North West Precast rapidly proved that it was as good a business as its business plan had said. In its first year it turned over £400,000, grew to 24 employees and made a pre-bonus profit of £90,000. Meanwhile Tayban, who as a ‘properly’ managed business had little difficulty raising finance, again hit problems. By Easter 1995 it was again in liquidation. Tayban’s collapse presented North West Precast with problems and opportunities. They were still associated in the trade with Tayban and some customers assumed that North West Precast had also gone into liquidation – turnover stagnated in 1985-6. However, there was also a chance to buy their site which they did for £120,000.

In 1987 the co-operative employed 37 people and had a turnover of £650,000. The future looked healthy, but Jim Stamper was in his sixties and two other key office staff were approaching retirement age. The co-operative was facing its own succession problem.

Jim Stamper retired in 1990. Bob Danson, the foreman joiner and a founder member, took over as Managing Director. He had many years of experience in the business, but Lancashire CDA provided him with additional training in business and management skills.

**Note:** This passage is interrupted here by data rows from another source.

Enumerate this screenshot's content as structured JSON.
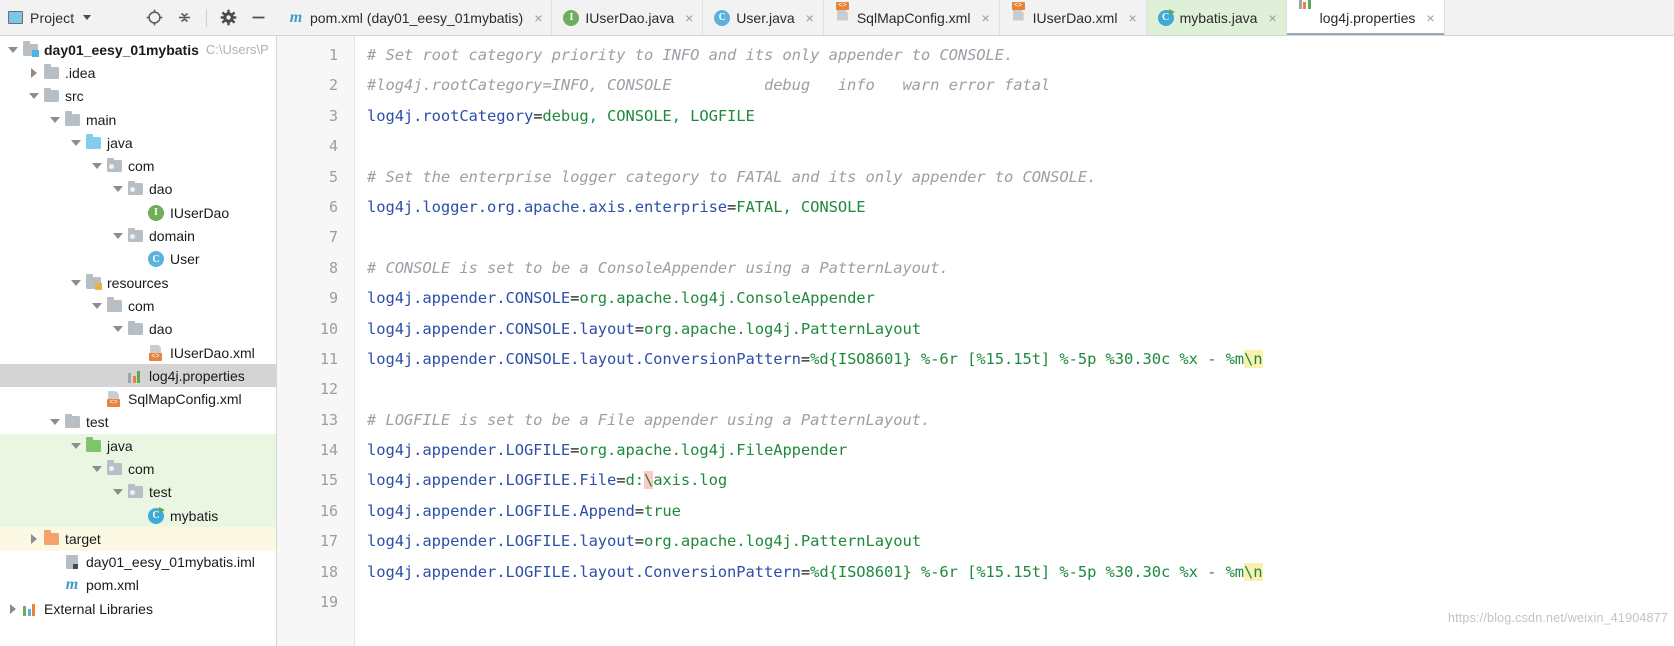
{
  "tool_window": {
    "title": "Project",
    "icons": [
      "project-view-icon",
      "dropdown-caret",
      "locate-icon",
      "collapse-all-icon",
      "settings-gear-icon",
      "hide-icon"
    ]
  },
  "tabs": [
    {
      "label": "pom.xml (day01_eesy_01mybatis)",
      "icon": "maven-m-icon",
      "state": "normal",
      "close": "×"
    },
    {
      "label": "IUserDao.java",
      "icon": "interface-icon",
      "state": "normal",
      "close": "×"
    },
    {
      "label": "User.java",
      "icon": "class-icon",
      "state": "normal",
      "close": "×"
    },
    {
      "label": "SqlMapConfig.xml",
      "icon": "xml-file-icon",
      "state": "normal",
      "close": "×"
    },
    {
      "label": "IUserDao.xml",
      "icon": "xml-file-icon",
      "state": "normal",
      "close": "×"
    },
    {
      "label": "mybatis.java",
      "icon": "runnable-class-icon",
      "state": "green",
      "close": "×"
    },
    {
      "label": "log4j.properties",
      "icon": "properties-file-icon",
      "state": "active",
      "close": "×"
    }
  ],
  "tree": [
    {
      "label": "day01_eesy_01mybatis",
      "path": "C:\\Users\\P",
      "indent": 0,
      "twisty": "down",
      "icon": "module-folder-icon",
      "bold": true,
      "tint": ""
    },
    {
      "label": ".idea",
      "path": "",
      "indent": 1,
      "twisty": "right",
      "icon": "folder-icon",
      "bold": false,
      "tint": ""
    },
    {
      "label": "src",
      "path": "",
      "indent": 1,
      "twisty": "down",
      "icon": "folder-icon",
      "bold": false,
      "tint": ""
    },
    {
      "label": "main",
      "path": "",
      "indent": 2,
      "twisty": "down",
      "icon": "folder-icon",
      "bold": false,
      "tint": ""
    },
    {
      "label": "java",
      "path": "",
      "indent": 3,
      "twisty": "down",
      "icon": "source-root-folder-icon",
      "bold": false,
      "tint": ""
    },
    {
      "label": "com",
      "path": "",
      "indent": 4,
      "twisty": "down",
      "icon": "package-folder-icon",
      "bold": false,
      "tint": ""
    },
    {
      "label": "dao",
      "path": "",
      "indent": 5,
      "twisty": "down",
      "icon": "package-folder-icon",
      "bold": false,
      "tint": ""
    },
    {
      "label": "IUserDao",
      "path": "",
      "indent": 6,
      "twisty": "none",
      "icon": "interface-icon",
      "bold": false,
      "tint": ""
    },
    {
      "label": "domain",
      "path": "",
      "indent": 5,
      "twisty": "down",
      "icon": "package-folder-icon",
      "bold": false,
      "tint": ""
    },
    {
      "label": "User",
      "path": "",
      "indent": 6,
      "twisty": "none",
      "icon": "class-icon",
      "bold": false,
      "tint": ""
    },
    {
      "label": "resources",
      "path": "",
      "indent": 3,
      "twisty": "down",
      "icon": "resources-root-folder-icon",
      "bold": false,
      "tint": ""
    },
    {
      "label": "com",
      "path": "",
      "indent": 4,
      "twisty": "down",
      "icon": "folder-icon",
      "bold": false,
      "tint": ""
    },
    {
      "label": "dao",
      "path": "",
      "indent": 5,
      "twisty": "down",
      "icon": "folder-icon",
      "bold": false,
      "tint": ""
    },
    {
      "label": "IUserDao.xml",
      "path": "",
      "indent": 6,
      "twisty": "none",
      "icon": "xml-file-icon",
      "bold": false,
      "tint": ""
    },
    {
      "label": "log4j.properties",
      "path": "",
      "indent": 5,
      "twisty": "none",
      "icon": "properties-file-icon",
      "bold": false,
      "tint": "selected"
    },
    {
      "label": "SqlMapConfig.xml",
      "path": "",
      "indent": 4,
      "twisty": "none",
      "icon": "xml-file-icon",
      "bold": false,
      "tint": ""
    },
    {
      "label": "test",
      "path": "",
      "indent": 2,
      "twisty": "down",
      "icon": "folder-icon",
      "bold": false,
      "tint": ""
    },
    {
      "label": "java",
      "path": "",
      "indent": 3,
      "twisty": "down",
      "icon": "test-source-root-folder-icon",
      "bold": false,
      "tint": "green"
    },
    {
      "label": "com",
      "path": "",
      "indent": 4,
      "twisty": "down",
      "icon": "package-folder-icon",
      "bold": false,
      "tint": "green"
    },
    {
      "label": "test",
      "path": "",
      "indent": 5,
      "twisty": "down",
      "icon": "package-folder-icon",
      "bold": false,
      "tint": "green"
    },
    {
      "label": "mybatis",
      "path": "",
      "indent": 6,
      "twisty": "none",
      "icon": "runnable-class-icon",
      "bold": false,
      "tint": "green"
    },
    {
      "label": "target",
      "path": "",
      "indent": 1,
      "twisty": "right",
      "icon": "excluded-folder-icon",
      "bold": false,
      "tint": "yellow"
    },
    {
      "label": "day01_eesy_01mybatis.iml",
      "path": "",
      "indent": 2,
      "twisty": "none",
      "icon": "iml-file-icon",
      "bold": false,
      "tint": ""
    },
    {
      "label": "pom.xml",
      "path": "",
      "indent": 2,
      "twisty": "none",
      "icon": "maven-m-icon",
      "bold": false,
      "tint": ""
    },
    {
      "label": "External Libraries",
      "path": "",
      "indent": 0,
      "twisty": "right",
      "icon": "libraries-icon",
      "bold": false,
      "tint": ""
    }
  ],
  "editor": {
    "filename": "log4j.properties",
    "line_numbers": [
      1,
      2,
      3,
      4,
      5,
      6,
      7,
      8,
      9,
      10,
      11,
      12,
      13,
      14,
      15,
      16,
      17,
      18,
      19
    ],
    "lines": [
      {
        "n": 1,
        "segments": [
          {
            "t": "# Set root category priority to INFO and its only appender to CONSOLE.",
            "c": "cmt"
          }
        ]
      },
      {
        "n": 2,
        "segments": [
          {
            "t": "#log4j.rootCategory=INFO, CONSOLE          debug   info   warn error fatal",
            "c": "cmt"
          }
        ]
      },
      {
        "n": 3,
        "segments": [
          {
            "t": "log4j.rootCategory",
            "c": "key"
          },
          {
            "t": "=",
            "c": "eq"
          },
          {
            "t": "debug, CONSOLE, LOGFILE",
            "c": "val"
          }
        ]
      },
      {
        "n": 4,
        "segments": [
          {
            "t": "",
            "c": "eq"
          }
        ]
      },
      {
        "n": 5,
        "segments": [
          {
            "t": "# Set the enterprise logger category to FATAL and its only appender to CONSOLE.",
            "c": "cmt"
          }
        ]
      },
      {
        "n": 6,
        "segments": [
          {
            "t": "log4j.logger.org.apache.axis.enterprise",
            "c": "key"
          },
          {
            "t": "=",
            "c": "eq"
          },
          {
            "t": "FATAL, CONSOLE",
            "c": "val"
          }
        ]
      },
      {
        "n": 7,
        "segments": [
          {
            "t": "",
            "c": "eq"
          }
        ]
      },
      {
        "n": 8,
        "segments": [
          {
            "t": "# CONSOLE is set to be a ConsoleAppender using a PatternLayout.",
            "c": "cmt"
          }
        ]
      },
      {
        "n": 9,
        "segments": [
          {
            "t": "log4j.appender.CONSOLE",
            "c": "key"
          },
          {
            "t": "=",
            "c": "eq"
          },
          {
            "t": "org.apache.log4j.ConsoleAppender",
            "c": "val"
          }
        ]
      },
      {
        "n": 10,
        "segments": [
          {
            "t": "log4j.appender.CONSOLE.layout",
            "c": "key"
          },
          {
            "t": "=",
            "c": "eq"
          },
          {
            "t": "org.apache.log4j.PatternLayout",
            "c": "val"
          }
        ]
      },
      {
        "n": 11,
        "segments": [
          {
            "t": "log4j.appender.CONSOLE.layout.ConversionPattern",
            "c": "key"
          },
          {
            "t": "=",
            "c": "eq"
          },
          {
            "t": "%d{ISO8601} %-6r [%15.15t] %-5p %30.30c %x - %m",
            "c": "val"
          },
          {
            "t": "\\n",
            "c": "val hl-yellow"
          }
        ]
      },
      {
        "n": 12,
        "segments": [
          {
            "t": "",
            "c": "eq"
          }
        ]
      },
      {
        "n": 13,
        "segments": [
          {
            "t": "# LOGFILE is set to be a File appender using a PatternLayout.",
            "c": "cmt"
          }
        ]
      },
      {
        "n": 14,
        "segments": [
          {
            "t": "log4j.appender.LOGFILE",
            "c": "key"
          },
          {
            "t": "=",
            "c": "eq"
          },
          {
            "t": "org.apache.log4j.FileAppender",
            "c": "val"
          }
        ]
      },
      {
        "n": 15,
        "segments": [
          {
            "t": "log4j.appender.LOGFILE.File",
            "c": "key"
          },
          {
            "t": "=",
            "c": "eq"
          },
          {
            "t": "d:",
            "c": "val"
          },
          {
            "t": "\\",
            "c": "val hl-pink"
          },
          {
            "t": "axis.log",
            "c": "val"
          }
        ]
      },
      {
        "n": 16,
        "segments": [
          {
            "t": "log4j.appender.LOGFILE.Append",
            "c": "key"
          },
          {
            "t": "=",
            "c": "eq"
          },
          {
            "t": "true",
            "c": "val"
          }
        ]
      },
      {
        "n": 17,
        "segments": [
          {
            "t": "log4j.appender.LOGFILE.layout",
            "c": "key"
          },
          {
            "t": "=",
            "c": "eq"
          },
          {
            "t": "org.apache.log4j.PatternLayout",
            "c": "val"
          }
        ]
      },
      {
        "n": 18,
        "segments": [
          {
            "t": "log4j.appender.LOGFILE.layout.ConversionPattern",
            "c": "key"
          },
          {
            "t": "=",
            "c": "eq"
          },
          {
            "t": "%d{ISO8601} %-6r [%15.15t] %-5p %30.30c %x - %m",
            "c": "val"
          },
          {
            "t": "\\n",
            "c": "val hl-yellow"
          }
        ]
      },
      {
        "n": 19,
        "segments": [
          {
            "t": "",
            "c": "eq"
          }
        ]
      }
    ],
    "watermark": "https://blog.csdn.net/weixin_41904877"
  },
  "colors": {
    "key": "#2c4fa8",
    "value": "#1f8a3c",
    "comment": "#9aa0a6",
    "selection": "#d4d4d4",
    "test_tint": "#eaf5e2",
    "excluded_tint": "#fbf8e3",
    "highlight_yellow": "#faf0b0",
    "highlight_pink": "#ffc8c8"
  }
}
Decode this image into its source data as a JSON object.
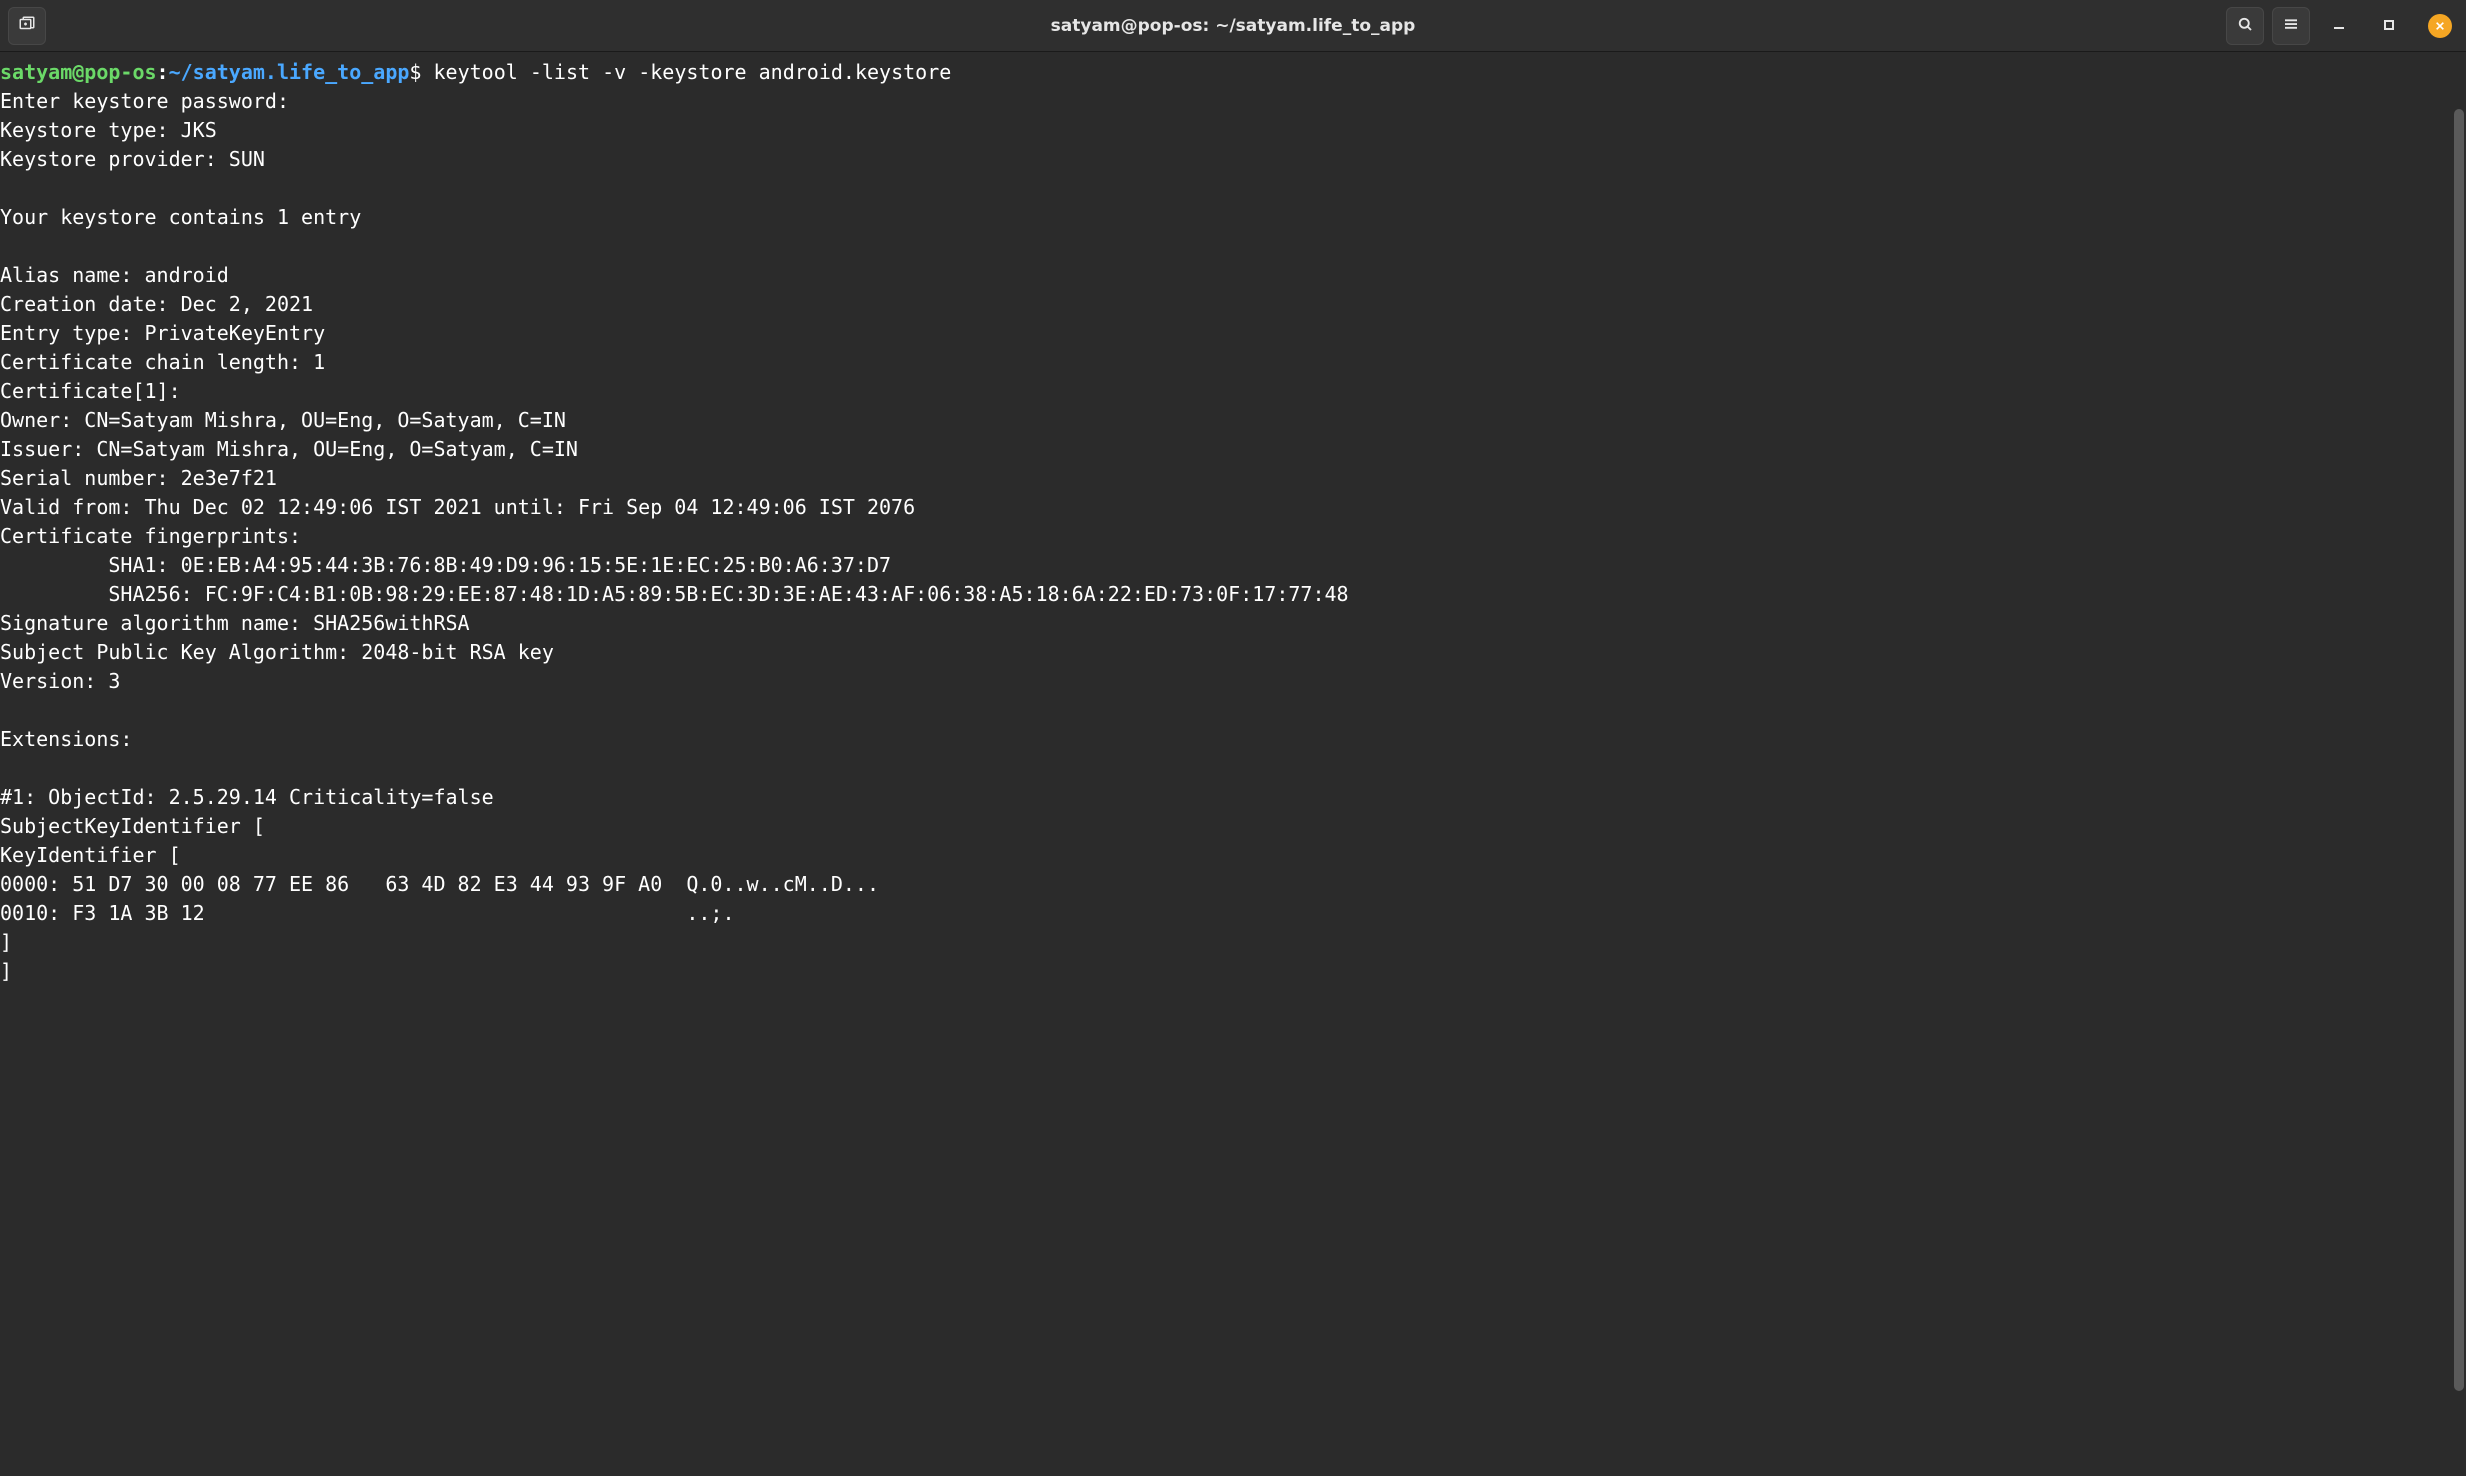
{
  "window": {
    "title": "satyam@pop-os: ~/satyam.life_to_app"
  },
  "titlebar": {
    "new_tab_icon": "new-tab-icon",
    "search_icon": "search-icon",
    "menu_icon": "hamburger-menu-icon",
    "minimize_icon": "minimize-icon",
    "maximize_icon": "maximize-icon",
    "close_icon": "close-icon"
  },
  "terminal": {
    "prompt": {
      "user_host": "satyam@pop-os",
      "separator": ":",
      "path": "~/satyam.life_to_app",
      "sign": "$ "
    },
    "command": "keytool -list -v -keystore android.keystore",
    "output_lines": [
      "Enter keystore password:",
      "Keystore type: JKS",
      "Keystore provider: SUN",
      "",
      "Your keystore contains 1 entry",
      "",
      "Alias name: android",
      "Creation date: Dec 2, 2021",
      "Entry type: PrivateKeyEntry",
      "Certificate chain length: 1",
      "Certificate[1]:",
      "Owner: CN=Satyam Mishra, OU=Eng, O=Satyam, C=IN",
      "Issuer: CN=Satyam Mishra, OU=Eng, O=Satyam, C=IN",
      "Serial number: 2e3e7f21",
      "Valid from: Thu Dec 02 12:49:06 IST 2021 until: Fri Sep 04 12:49:06 IST 2076",
      "Certificate fingerprints:",
      "         SHA1: 0E:EB:A4:95:44:3B:76:8B:49:D9:96:15:5E:1E:EC:25:B0:A6:37:D7",
      "         SHA256: FC:9F:C4:B1:0B:98:29:EE:87:48:1D:A5:89:5B:EC:3D:3E:AE:43:AF:06:38:A5:18:6A:22:ED:73:0F:17:77:48",
      "Signature algorithm name: SHA256withRSA",
      "Subject Public Key Algorithm: 2048-bit RSA key",
      "Version: 3",
      "",
      "Extensions:",
      "",
      "#1: ObjectId: 2.5.29.14 Criticality=false",
      "SubjectKeyIdentifier [",
      "KeyIdentifier [",
      "0000: 51 D7 30 00 08 77 EE 86   63 4D 82 E3 44 93 9F A0  Q.0..w..cM..D...",
      "0010: F3 1A 3B 12                                        ..;.",
      "]",
      "]"
    ]
  },
  "scrollbar": {
    "thumb_top_pct": 4,
    "thumb_height_pct": 90
  }
}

The co-operative has come through some difficult years during the recession in the early 1990s and now employs 40 people, with a turnover of £800 000. It is still the largest local employer in the small community of Pilling on the Fylde peninsula. Major new investment of £110,000 was undertaken in June 1996 with the introduction of a new computerised batching plant.